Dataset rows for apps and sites
* * *

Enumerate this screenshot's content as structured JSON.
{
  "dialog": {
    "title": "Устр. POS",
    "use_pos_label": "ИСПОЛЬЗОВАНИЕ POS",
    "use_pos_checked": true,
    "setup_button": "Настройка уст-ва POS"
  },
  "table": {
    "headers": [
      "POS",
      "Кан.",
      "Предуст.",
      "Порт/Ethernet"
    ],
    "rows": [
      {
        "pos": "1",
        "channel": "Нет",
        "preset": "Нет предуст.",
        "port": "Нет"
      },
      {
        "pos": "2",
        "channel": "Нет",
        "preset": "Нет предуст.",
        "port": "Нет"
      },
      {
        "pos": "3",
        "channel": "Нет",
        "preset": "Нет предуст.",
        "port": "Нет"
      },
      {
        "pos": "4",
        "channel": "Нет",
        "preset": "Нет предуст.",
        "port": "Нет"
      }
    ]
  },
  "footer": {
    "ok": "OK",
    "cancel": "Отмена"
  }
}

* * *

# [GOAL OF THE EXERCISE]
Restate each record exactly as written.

# [COMPLETED TASK]
Enumerate this screenshot's content as structured JSON.
{
  "dialog": {
    "title": "Устр. POS",
    "use_pos_label": "ИСПОЛЬЗОВАНИЕ POS",
    "use_pos_checked": true,
    "setup_button": "Настройка уст-ва POS"
  },
  "table": {
    "headers": [
      "POS",
      "Кан.",
      "Предуст.",
      "Порт/Ethernet"
    ],
    "rows": [
      {
        "pos": "1",
        "channel": "Нет",
        "preset": "Нет предуст.",
        "port": "Нет"
      },
      {
        "pos": "2",
        "channel": "Нет",
        "preset": "Нет предуст.",
        "port": "Нет"
      },
      {
        "pos": "3",
        "channel": "Нет",
        "preset": "Нет предуст.",
        "port": "Нет"
      },
      {
        "pos": "4",
        "channel": "Нет",
        "preset": "Нет предуст.",
        "port": "Нет"
      }
    ]
  },
  "footer": {
    "ok": "OK",
    "cancel": "Отмена"
  }
}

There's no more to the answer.